Ring Fired Employees For Watching Customer Videos
Amazon-owned home security camera company Ring has fired employees for improperly accessing Ring users’ video data, according to a letter the company wrote to Senators and obtained by Motherboard. Ring Fired Employees For Watching Customer Videos
The news highlights a risk across many different tech companies: employees may abuse access granted as part of their jobs to look at customer data or information. In Ring’s case this data can be particularly sensitive though, as customers often put the cameras inside their home.
“We are aware of incidents discussed below where employees violated our policies,” the letter from Ring, dated January 6, reads. “Over the last four years, Ring has received four complaints or inquiries regarding a team member’s access to Ring video data,” it continues. Ring explains that although each of these people were authorized to view video data, their attempted access went beyond what they needed to access for their job.
“In each instance, once Ring was made aware of the alleged conduct, Ring promptly investigated the incident, and after determining that the individual violated company policy, terminated the individual,” the letter adds. As well as firing workers, Ring has also taken steps to limit such data access to a smaller number of people, the letter reads. It says three employees can currently access stored customer videos.
As The Intercept previously reported, Ring granted a number of workers in Ukraine access to Ring user video for research purposes. In the new letter, Ring says “The R&D team in Ukraine can only access publicly available videos and videos available from Ring employees, contractors, and friends and family of employees or contractors with their express consent.”

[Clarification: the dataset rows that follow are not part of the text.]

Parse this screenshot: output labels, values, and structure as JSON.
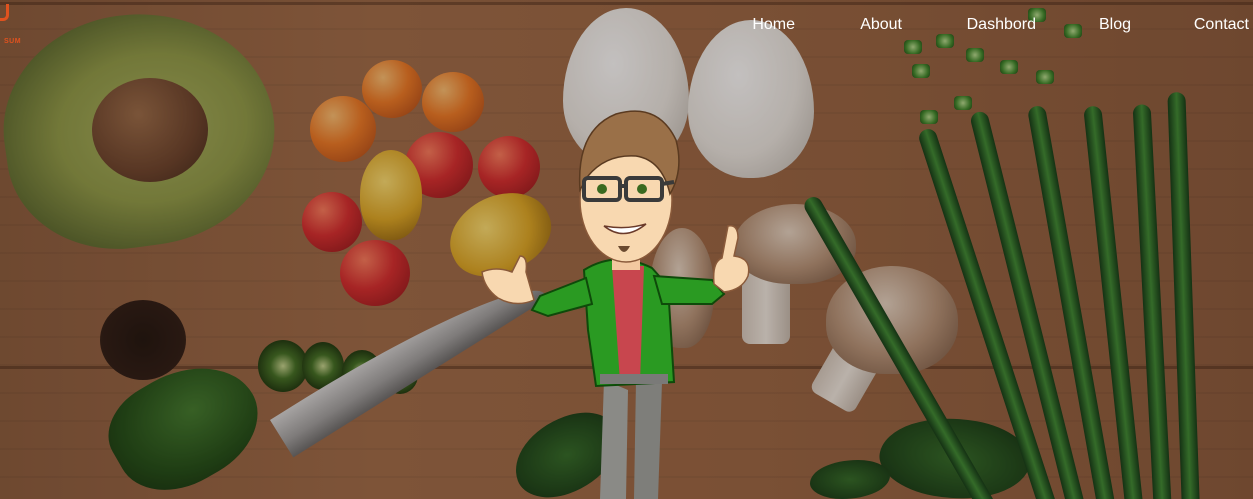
{
  "logo": {
    "text": "SUM",
    "color": "#e0521e"
  },
  "nav": {
    "items": [
      {
        "label": "Home"
      },
      {
        "label": "About"
      },
      {
        "label": "Dashbord"
      },
      {
        "label": "Blog"
      },
      {
        "label": "Contact"
      }
    ]
  },
  "hero": {
    "background": "wooden cutting board with avocado, tomatoes, eggs, mushrooms, peppers, spinach, green onions and knife",
    "character": "cartoon-man-thumbs-up"
  },
  "colors": {
    "nav_text": "#ffffff",
    "board": "#9a6440",
    "character_jacket": "#2a9a22",
    "character_shirt": "#c8464e"
  }
}
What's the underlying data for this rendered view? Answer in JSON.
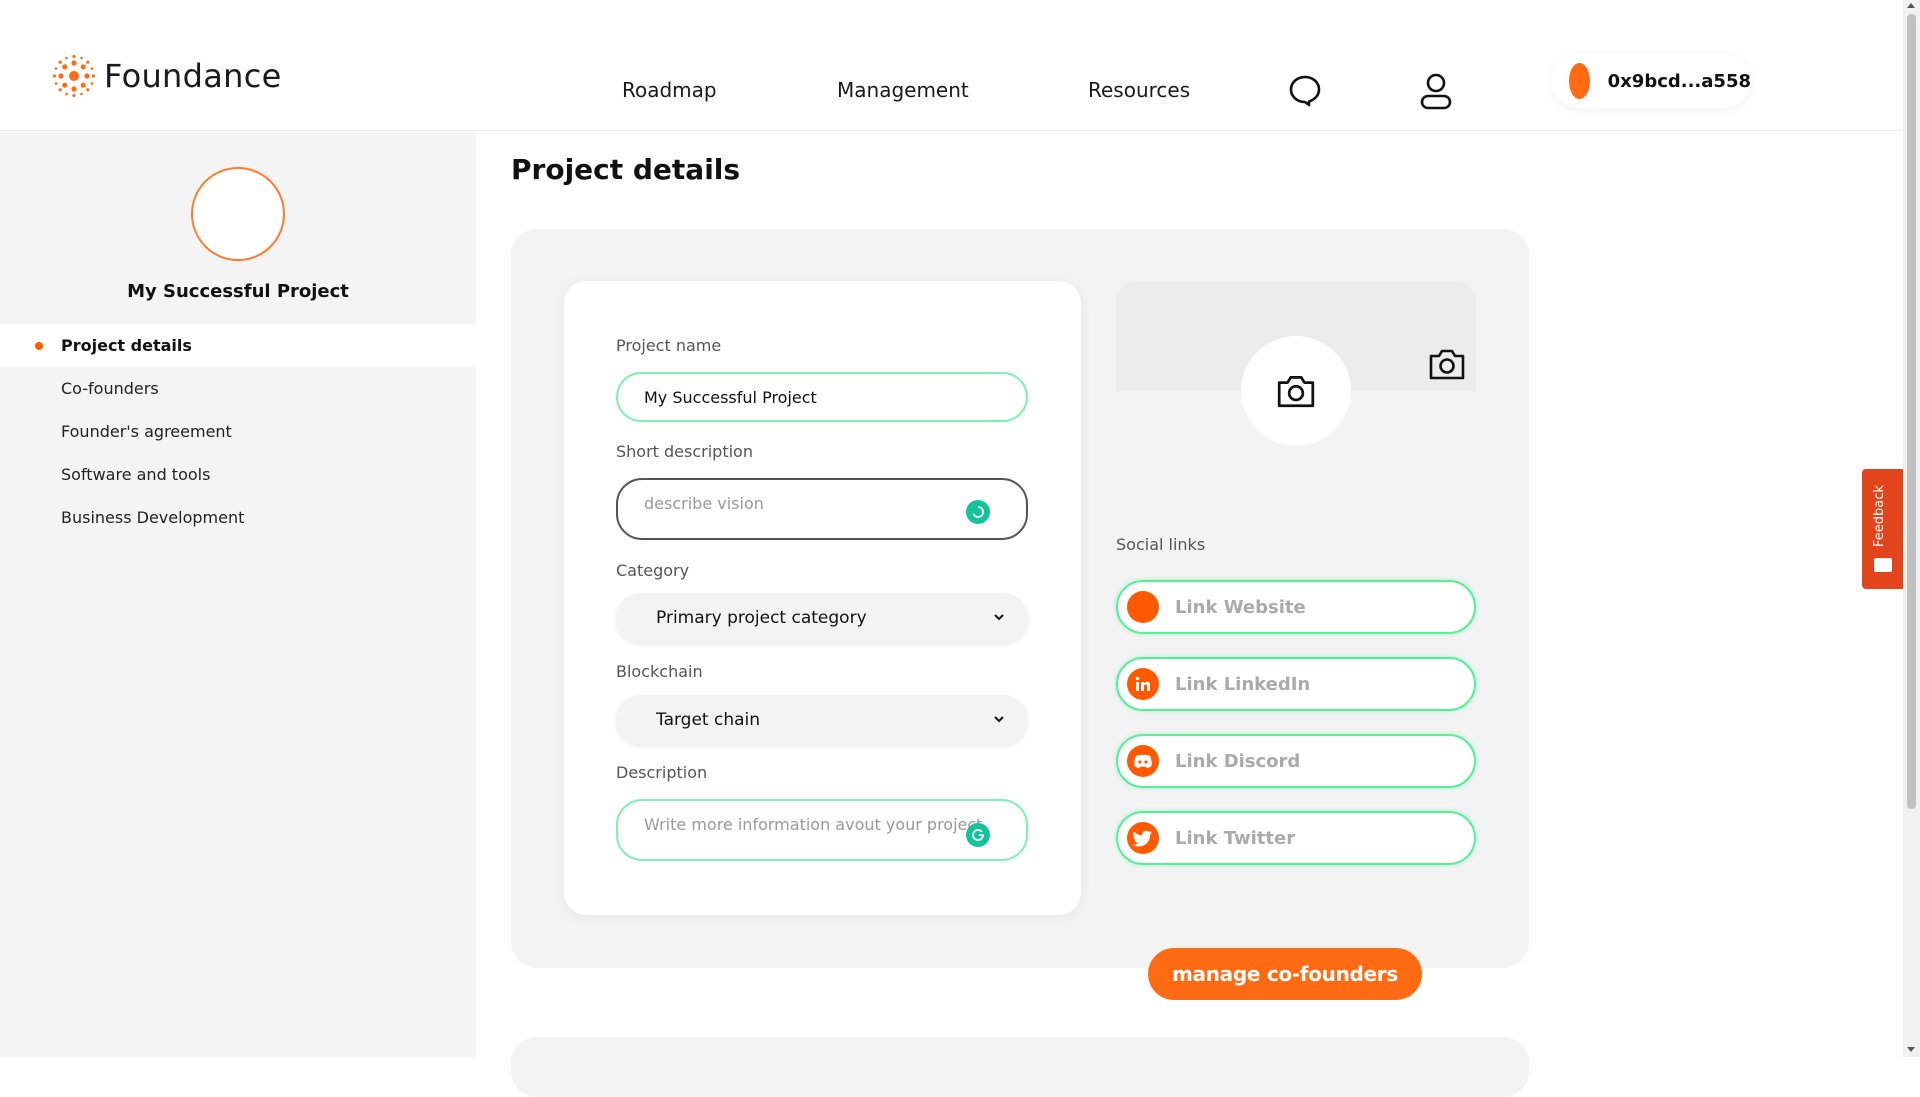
{
  "header": {
    "brand": "Foundance",
    "nav": [
      "Roadmap",
      "Management",
      "Resources"
    ],
    "icons": [
      "chat-icon",
      "user-icon"
    ],
    "wallet_address": "0x9bcd...a558"
  },
  "sidebar": {
    "project_name": "My Successful Project",
    "items": [
      {
        "label": "Project details",
        "active": true
      },
      {
        "label": "Co-founders",
        "active": false
      },
      {
        "label": "Founder's agreement",
        "active": false
      },
      {
        "label": "Software and tools",
        "active": false
      },
      {
        "label": "Business Development",
        "active": false
      }
    ]
  },
  "main": {
    "title": "Project details",
    "form": {
      "project_name_label": "Project name",
      "project_name_value": "My Successful Project",
      "short_desc_label": "Short description",
      "short_desc_placeholder": "describe vision",
      "category_label": "Category",
      "category_value": "Primary project category",
      "blockchain_label": "Blockchain",
      "blockchain_value": "Target chain",
      "description_label": "Description",
      "description_placeholder": "Write more information avout your project"
    },
    "social": {
      "title": "Social links",
      "links": [
        {
          "label": "Link Website",
          "icon": "website-icon"
        },
        {
          "label": "Link LinkedIn",
          "icon": "linkedin-icon"
        },
        {
          "label": "Link Discord",
          "icon": "discord-icon"
        },
        {
          "label": "Link Twitter",
          "icon": "twitter-icon"
        }
      ]
    },
    "manage_button": "manage co-founders"
  },
  "feedback_label": "Feedback",
  "colors": {
    "accent": "#ff6a13",
    "input_border": "#55ee9a",
    "feedback": "#e2451b"
  }
}
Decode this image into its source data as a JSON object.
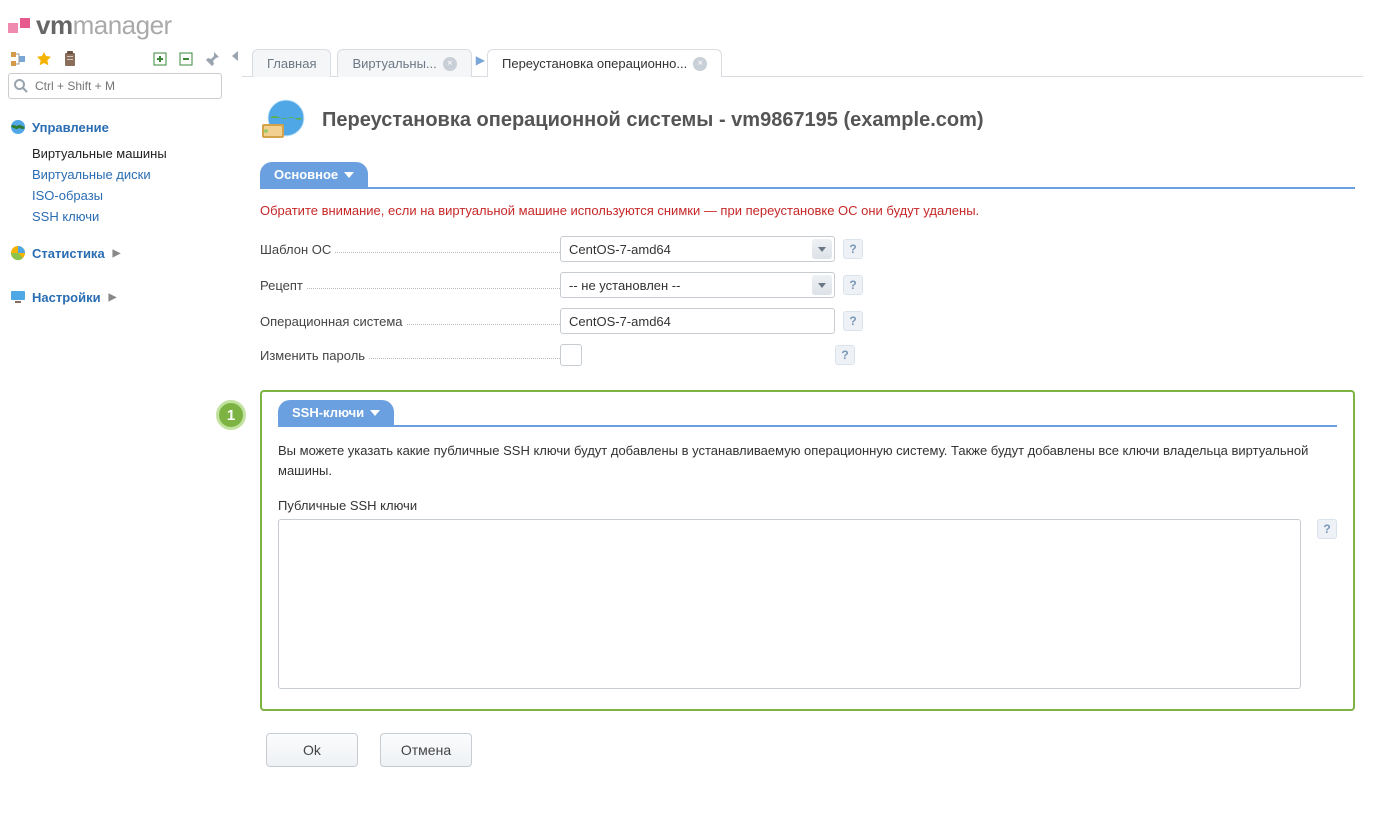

Ring’s letter was in response to one multiple Senators sent to the company in November 2019. In that, Senators Ron Wyden, Chris Van Hollen, Edward J. Markey, Christopher A. Coons, and Gary C. Peters asked Ring multiple questions about the security of Ring’s systems.
In response to a wave of incidents where hackers broke into Ring users’ accounts and then harassed customers through their devices, Ring has implemented a number of new security features, such as requiring new signups to use two-factor authentication. In December Motherboard found multiple security issues with the Ring platform, such as Ring allowing logins from unknown IP addresses. Ring has since introduced warning messages when someone logs in from a new location.
“Requiring two-factor for new accounts is a step in the right direction, but there are millions of consumers who already have a Ring camera in their homes who remain needlessly vulnerable to hackers. Amazon needs to go further—by protecting all Ring devices with two-factor authentication. It is also disturbing to learn that Ring’s encryption of user videos lags behind other companies, who ensure that only users have the encryption keys to access their data,” Senator Wyden said in a statement.
When asked specific questions on the termination of employees who abused data access, a Ring spokesperson told Motherboard in an email, “We do not comment on personnel matters.”
Third-Party Trackers Are Pulling Your Data Off Ring’s Android App
Ring, the home security company owned by Amazon, promises to watch the world around you and keep your property safe. But the doorbell app is also surveilling its users, sending personally identifiable information out to third party vendors, according to a new report from the Electronic Frontier Foundation (EFF), the San Francisco civil liberties nonprofit.
Bill Budington, the senior staff technologist who wrote the report, tested the Ring for Android version 3.21.1 app, finding that it was sharing data such as IP addresses, full names, email address, information about whether bluetooth is enabled, and even sensor data from the device being used to access the app.
Budington identified four main companies that received this information, including Branch, which calls itself a “deep linking” platform (meaning it takes people to specific web pages or products). Facebook also received information such as a person’s time zone and was alerted when the app is opened.
AppsFlyer, a big data firm, received information such as when users engage with the Neighbors section of the app, as well as where you installed the app from, and when it was first launched. Mixpanel, a business analytics company that tracks user engagement with apps, received the most identifiable data, such the number of locations a where a user has Ring devices installed, and users name and emails.
Analytics companies take these discrete forms of data and combine it with other internet user data to create a cohesive picture of device usage.
“This cohesive whole represents a fingerprint that follows the user as they interact with other apps and use their device, in essence providing trackers the ability to spy on what a user is doing in their digital lives and when they are doing it,” writes Budington.
This is the most recent in a long line of revelations involving Ring. For example, it partnered with more 400 police departments in sharing device images to accidentally exposing the data of more than 3,000 users, including login details and names of Ring devices (which are often labeled with terms like “bedroom”), and created neighborhood wide panopticons in which neighbors are surveilling neighbors, and paying for the privilege to do so.
Considering Amazon has a patent for “surveillance as a service” (delivery drones perform aerial surveillance at the property of an “authorized party”) along with its facial recognition technology, it’s worth considering how services you use to watch the world are also watching you.